Sunday, May 19, 2013

incompetence, not conspiracy

The IRS controversy over tax exempt organizations illustrates a point I often make about foreign policy: when you suspect a conspiracy, look first for incompetence. The Benghazi talking points emails revealed bureaucratic in-fighting, not a political coverup. The same appears true of the IRS.

The New York Times has a long piece showing how inundated the Cincinnati office was with requests to have 501(c)3 and 501(c)4 tax status, propelled not only by a Citizens United case allowing political groups but also by a small change in the law regarding purely charitable organizations that required some re-filings.

The overworked bureaucrats struggled to handle the paperwork -- and it was mostly on paper, making the process even messier. And they made politically embarrassing mistakes, for which two Bush-appointed offiicials have now paid with their jobs. I can understand the GOP yearning for scandals, but I wish they'd show a little mercy for the civil servants.

Another irony in this case is that the really suspect organizations that have huge political operations were able to avoid the backlog because they had clever tax lawyers helping them.

Furthermore, Tea Party groups did themselves no favors by filling out the applications in an amateurish manner, according to Pulitzer Prize-winning former reporter for the New York Times and columnist at David Cay Johnston. “It’s like applying for a mortgage,” Johnston told Salon. “If you write it out wrong, you’re going to get flagged. And there are examples of these groups saying they’re not political and then saying their goal is to influence legislation.”

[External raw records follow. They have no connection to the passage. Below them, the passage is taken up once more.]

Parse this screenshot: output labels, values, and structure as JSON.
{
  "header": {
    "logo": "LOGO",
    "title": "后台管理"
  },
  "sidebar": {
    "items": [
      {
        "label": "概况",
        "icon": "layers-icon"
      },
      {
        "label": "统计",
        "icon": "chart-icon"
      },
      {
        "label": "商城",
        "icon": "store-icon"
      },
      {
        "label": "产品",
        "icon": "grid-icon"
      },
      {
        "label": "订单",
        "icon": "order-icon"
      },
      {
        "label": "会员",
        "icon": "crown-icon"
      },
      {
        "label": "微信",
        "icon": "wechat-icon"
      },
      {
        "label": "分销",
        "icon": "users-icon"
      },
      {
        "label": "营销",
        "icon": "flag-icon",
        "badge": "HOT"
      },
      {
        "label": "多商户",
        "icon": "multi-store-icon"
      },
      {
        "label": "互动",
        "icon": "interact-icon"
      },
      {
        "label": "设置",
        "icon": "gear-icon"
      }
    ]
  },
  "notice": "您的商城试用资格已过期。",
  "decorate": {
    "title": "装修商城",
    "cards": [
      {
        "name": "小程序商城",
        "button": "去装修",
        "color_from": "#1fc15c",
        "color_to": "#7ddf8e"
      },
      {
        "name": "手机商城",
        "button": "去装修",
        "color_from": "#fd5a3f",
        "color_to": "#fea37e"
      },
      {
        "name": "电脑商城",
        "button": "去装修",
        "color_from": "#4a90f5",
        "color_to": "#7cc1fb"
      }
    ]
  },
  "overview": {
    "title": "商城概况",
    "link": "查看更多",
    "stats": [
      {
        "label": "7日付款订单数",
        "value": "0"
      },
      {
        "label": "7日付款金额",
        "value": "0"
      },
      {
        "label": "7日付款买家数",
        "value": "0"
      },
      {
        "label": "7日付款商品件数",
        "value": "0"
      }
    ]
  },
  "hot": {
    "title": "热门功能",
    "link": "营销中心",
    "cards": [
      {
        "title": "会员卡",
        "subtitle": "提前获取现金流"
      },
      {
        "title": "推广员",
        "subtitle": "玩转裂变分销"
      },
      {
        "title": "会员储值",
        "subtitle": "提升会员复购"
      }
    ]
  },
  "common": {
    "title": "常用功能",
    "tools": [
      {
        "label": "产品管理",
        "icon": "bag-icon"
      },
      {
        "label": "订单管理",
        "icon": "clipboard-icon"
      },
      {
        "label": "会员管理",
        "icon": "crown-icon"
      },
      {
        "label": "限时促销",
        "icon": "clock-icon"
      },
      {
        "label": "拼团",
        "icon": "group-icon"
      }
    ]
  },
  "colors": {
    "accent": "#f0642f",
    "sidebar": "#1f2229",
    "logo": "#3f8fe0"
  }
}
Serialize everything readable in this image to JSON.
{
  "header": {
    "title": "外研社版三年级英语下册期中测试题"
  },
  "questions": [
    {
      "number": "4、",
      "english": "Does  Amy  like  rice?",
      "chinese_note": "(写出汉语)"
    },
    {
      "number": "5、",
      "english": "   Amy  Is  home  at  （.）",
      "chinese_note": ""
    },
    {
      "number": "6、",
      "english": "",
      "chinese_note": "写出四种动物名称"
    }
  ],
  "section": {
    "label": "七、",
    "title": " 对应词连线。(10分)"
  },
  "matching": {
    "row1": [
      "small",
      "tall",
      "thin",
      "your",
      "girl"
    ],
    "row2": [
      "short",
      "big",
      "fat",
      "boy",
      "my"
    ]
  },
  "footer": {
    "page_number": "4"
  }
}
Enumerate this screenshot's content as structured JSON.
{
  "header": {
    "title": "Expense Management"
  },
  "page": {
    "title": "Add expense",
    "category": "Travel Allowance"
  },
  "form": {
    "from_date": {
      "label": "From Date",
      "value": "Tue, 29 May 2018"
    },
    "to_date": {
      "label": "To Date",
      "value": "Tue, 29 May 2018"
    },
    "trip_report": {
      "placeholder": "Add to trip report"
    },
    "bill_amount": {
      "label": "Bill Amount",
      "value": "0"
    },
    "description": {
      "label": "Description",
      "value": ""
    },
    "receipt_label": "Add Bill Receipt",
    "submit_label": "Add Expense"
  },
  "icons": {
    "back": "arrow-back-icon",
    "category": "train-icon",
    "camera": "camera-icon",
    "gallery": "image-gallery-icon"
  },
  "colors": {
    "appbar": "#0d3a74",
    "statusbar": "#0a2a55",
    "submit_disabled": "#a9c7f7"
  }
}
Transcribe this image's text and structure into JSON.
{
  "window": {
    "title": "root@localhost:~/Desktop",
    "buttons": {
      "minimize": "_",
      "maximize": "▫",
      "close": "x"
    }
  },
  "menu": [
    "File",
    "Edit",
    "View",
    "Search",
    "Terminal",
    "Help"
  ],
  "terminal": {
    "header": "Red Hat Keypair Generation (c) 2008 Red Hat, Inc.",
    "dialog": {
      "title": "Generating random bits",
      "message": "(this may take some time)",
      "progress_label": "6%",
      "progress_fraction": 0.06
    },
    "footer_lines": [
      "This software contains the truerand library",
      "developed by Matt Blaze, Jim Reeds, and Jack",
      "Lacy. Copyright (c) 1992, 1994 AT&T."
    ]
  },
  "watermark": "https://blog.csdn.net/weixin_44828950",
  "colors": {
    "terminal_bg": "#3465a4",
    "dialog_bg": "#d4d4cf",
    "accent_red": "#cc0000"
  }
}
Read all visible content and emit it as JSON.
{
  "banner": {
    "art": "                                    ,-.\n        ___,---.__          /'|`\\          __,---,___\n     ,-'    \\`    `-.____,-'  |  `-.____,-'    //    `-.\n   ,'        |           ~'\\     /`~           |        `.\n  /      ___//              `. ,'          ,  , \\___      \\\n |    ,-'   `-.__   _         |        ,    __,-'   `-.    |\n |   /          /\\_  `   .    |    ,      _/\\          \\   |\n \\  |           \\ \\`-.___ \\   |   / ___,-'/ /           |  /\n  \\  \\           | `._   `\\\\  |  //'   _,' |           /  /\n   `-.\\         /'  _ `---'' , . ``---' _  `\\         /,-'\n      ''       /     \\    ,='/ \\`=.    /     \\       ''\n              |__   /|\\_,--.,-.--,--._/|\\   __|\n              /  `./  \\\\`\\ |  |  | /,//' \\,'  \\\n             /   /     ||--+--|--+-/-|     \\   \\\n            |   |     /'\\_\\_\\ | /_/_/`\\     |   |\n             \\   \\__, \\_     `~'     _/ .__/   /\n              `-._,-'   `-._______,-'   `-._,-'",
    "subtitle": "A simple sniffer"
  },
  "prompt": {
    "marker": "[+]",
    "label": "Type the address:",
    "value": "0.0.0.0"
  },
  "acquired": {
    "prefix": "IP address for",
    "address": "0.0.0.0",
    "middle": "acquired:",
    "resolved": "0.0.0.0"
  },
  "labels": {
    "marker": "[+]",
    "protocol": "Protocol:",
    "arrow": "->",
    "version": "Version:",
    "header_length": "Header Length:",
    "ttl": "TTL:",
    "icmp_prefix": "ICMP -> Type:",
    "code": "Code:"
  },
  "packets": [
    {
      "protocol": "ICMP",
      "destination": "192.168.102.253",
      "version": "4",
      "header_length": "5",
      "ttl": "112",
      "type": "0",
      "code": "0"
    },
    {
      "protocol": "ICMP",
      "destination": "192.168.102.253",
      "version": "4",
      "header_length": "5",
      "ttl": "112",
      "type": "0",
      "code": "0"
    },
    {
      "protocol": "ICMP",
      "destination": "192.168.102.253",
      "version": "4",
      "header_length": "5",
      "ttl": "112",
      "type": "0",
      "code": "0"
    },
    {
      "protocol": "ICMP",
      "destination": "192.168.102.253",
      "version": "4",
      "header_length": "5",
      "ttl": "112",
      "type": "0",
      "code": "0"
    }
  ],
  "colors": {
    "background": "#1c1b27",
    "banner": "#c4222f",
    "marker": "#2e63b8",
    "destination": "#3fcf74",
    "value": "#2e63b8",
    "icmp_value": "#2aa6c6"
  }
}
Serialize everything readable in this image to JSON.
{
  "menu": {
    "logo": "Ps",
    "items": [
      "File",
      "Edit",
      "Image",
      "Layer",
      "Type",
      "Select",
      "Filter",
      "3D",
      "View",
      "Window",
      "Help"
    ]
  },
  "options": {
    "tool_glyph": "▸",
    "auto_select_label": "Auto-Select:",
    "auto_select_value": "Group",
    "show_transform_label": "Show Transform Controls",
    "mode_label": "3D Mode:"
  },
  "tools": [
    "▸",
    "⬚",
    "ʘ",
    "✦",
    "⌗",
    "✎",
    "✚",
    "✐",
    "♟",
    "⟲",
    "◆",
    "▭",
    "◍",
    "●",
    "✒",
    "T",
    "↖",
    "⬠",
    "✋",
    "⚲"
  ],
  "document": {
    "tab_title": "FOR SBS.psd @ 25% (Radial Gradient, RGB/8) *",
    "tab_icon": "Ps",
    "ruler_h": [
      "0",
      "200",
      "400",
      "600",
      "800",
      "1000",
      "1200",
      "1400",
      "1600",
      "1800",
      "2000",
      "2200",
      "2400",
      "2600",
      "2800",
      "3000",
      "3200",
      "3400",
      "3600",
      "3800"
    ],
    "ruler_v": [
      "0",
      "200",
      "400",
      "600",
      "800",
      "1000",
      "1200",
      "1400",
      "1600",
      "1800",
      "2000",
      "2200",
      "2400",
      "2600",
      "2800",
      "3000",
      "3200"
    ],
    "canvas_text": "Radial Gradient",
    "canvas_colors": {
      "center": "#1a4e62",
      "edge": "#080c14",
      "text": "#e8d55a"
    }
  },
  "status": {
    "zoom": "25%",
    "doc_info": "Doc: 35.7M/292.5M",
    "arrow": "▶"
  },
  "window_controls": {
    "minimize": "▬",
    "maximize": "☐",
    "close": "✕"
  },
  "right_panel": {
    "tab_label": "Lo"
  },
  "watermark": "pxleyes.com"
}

Friday, May 17, 2013

Syria breaking up?

My mind has been elsewhere, figuring grades for students and seeing grandchildren. Now I discover that Emma Sky says Iraq is "spiraling out of control." And today the New York Times says Syria is on the verge of breaking up.

Two key quotes. From reporter Ben Hubbard:
Increasingly, it appears Syria is so badly shattered that no single authority is likely to be able to pull it back together any time soon.
Instead, three Syrias are emerging: one loyal to the government, to Iran and to Hezbollah; one dominated by Kurds with links to Kurdish separatists in Turkey and Iraq; and one with a Sunni majority that is heavily influenced by Islamists and jihadis.
And from a military analyst:
“The only real outcome I see in the next 5 to 10 years is a series of cantons that agree to tactical cease-fires because they are tired of the bloodletting,” said Mr. Holliday, the analyst with the Institute for the Study of War. “That trajectory is in place, with or without Assad.” 
No wonder the president has ruled out unilateral U.S. action.
"This is … an international problem," Obama said at a White House news conference with visiting Turkish Prime Minister Recep Tayyip Erdogan. "It's not going to be something that the United States does by itself. And I don't think anybody in the region would think that U.S. unilateral actions … would bring about a better outcome."
I can't see how the supporters of U.S. intervention in this messy conflict could ever make this work in America's interests.